The final role of parliament is deliberation and debate, which allows key issues to be discussed and considered in ways which, have already been examined in this essay.

Parliaments role is ever-changing, and has evolved over many years, today the executive sets the legislation programme and with a majority in the House of Commons is able to pass a good majority of these. Power has indeed passed from the Lords to the executive via the Commons. Despite this Parliament is still considered to play a vital role in the British constitution and many people respect it in the functions it performs.

How do the roles and responsibilities of the House of Commons and the House of Lords differ?

Responsibility can be understood in two ways. Firstly it can mean acting in a sensible, reasonable or morally correct way. The government may argue that it is responsible, when it defies public opinion and embarks on a policy that it sees as in the interests of the general public, an example of this may be seen in Blair’s determination with the war with Saddam Hussein in Iraq. A second definition can mean,

accountability or answerability, implying the existence of a higher body by which it can be controlled.

The term therefore implies that the government is willing to accept blame and bear an appropriate penalty.

The House of Commons, along with Lords, performs several function previously mentioned. However the House of Commons also performs other duties, including the ability to ask for the justifying of decisions and ensuring the government face criticism. For example Peter Mandelson has twice been asked to resign following parliamentary scrutiny over a loan from the paymaster general and after the Hindousia affair. The House of Commons also delivers Private Members bills which allow moral issues to be addressed in the house due to Parties refusal to address such controversial and emotive topics. A final additional function is an ancient tradition where an MP has the opportunity to raise a grievance of an individual or constituency group. The House of Lords does not have elected members from geographical areas and therefore the Commons differs in this Redress of Grievances.

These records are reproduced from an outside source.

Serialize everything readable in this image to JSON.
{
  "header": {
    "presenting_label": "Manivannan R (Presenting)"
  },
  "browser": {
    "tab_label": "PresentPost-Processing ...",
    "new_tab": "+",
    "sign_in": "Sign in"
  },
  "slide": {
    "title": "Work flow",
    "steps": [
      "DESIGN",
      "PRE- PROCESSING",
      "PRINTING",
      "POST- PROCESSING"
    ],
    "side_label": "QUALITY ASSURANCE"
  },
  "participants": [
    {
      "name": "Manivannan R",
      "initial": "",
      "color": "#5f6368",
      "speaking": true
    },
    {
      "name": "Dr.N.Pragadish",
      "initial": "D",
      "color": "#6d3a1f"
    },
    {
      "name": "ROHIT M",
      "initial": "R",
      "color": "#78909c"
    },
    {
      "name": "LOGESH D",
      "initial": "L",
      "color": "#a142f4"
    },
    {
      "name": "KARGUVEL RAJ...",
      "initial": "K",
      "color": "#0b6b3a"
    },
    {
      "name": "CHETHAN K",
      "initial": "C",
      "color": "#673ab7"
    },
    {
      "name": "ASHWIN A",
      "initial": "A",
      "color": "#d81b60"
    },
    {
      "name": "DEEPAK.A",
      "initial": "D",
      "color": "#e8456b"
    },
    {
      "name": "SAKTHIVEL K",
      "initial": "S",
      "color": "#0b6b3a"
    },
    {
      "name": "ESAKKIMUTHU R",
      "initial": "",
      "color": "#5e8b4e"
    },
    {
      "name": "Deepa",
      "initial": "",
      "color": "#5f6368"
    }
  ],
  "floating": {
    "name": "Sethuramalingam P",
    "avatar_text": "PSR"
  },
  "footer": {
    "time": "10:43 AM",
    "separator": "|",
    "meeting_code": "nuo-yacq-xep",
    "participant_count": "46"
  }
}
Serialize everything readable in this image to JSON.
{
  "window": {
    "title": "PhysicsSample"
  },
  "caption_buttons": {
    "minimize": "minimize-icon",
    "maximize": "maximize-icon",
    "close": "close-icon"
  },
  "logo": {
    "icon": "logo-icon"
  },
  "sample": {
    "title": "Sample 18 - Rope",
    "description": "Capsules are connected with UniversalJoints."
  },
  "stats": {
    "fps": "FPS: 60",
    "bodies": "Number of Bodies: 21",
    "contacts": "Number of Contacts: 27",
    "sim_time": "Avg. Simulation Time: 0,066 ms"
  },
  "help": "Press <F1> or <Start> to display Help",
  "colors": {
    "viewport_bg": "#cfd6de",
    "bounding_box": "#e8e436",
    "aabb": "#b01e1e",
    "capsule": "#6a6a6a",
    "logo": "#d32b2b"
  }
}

The House of Lords, performs, like the Commons the role of giving legitimacy to laws, however its legitimacy doesn’t come form elections but from historical constitutional roles. Similarly it scrutinises government policy but unlike the Commons cam give more time to this, as its members are less dependent on the government and scrutiny is more detailed as many Lords have expertise in several fields including British and European law. The Lords also includes peers which belong to a department of state, as in the House of Commons but few members are in the executive.

Although the House of Lords can introduce Private members Bills they are prone to failure and so the Commons has more power where introducing bills are concerned. Despite this the Lords is still a dominant force in delaying Bills for up to a year and can amend bills coming through the house, this along with restrictions on time within government can make the executive drop proposed legislation.

Most distinctively the House of Lords has expertise which allow for a much greater scrutiny of Legislation than in the House of Commons, where few ministers have the expertise to run their own departments. Finally, and most notable is that the House of Lords is the highest court in the land and the supreme court of Appeal. This is considered the greatest difference between the Commons and the Lords.

The Commons undoubtedly has more power than the Lords, and this gap is likely to only get bigger. However the Commons has diminished gradually as its power is transferred to the executive. In a democratic country it is felt that both chambers are needed, the Lords giving an unprecedented amount of knowledge and expertise to the political system which can not be found in the Commons.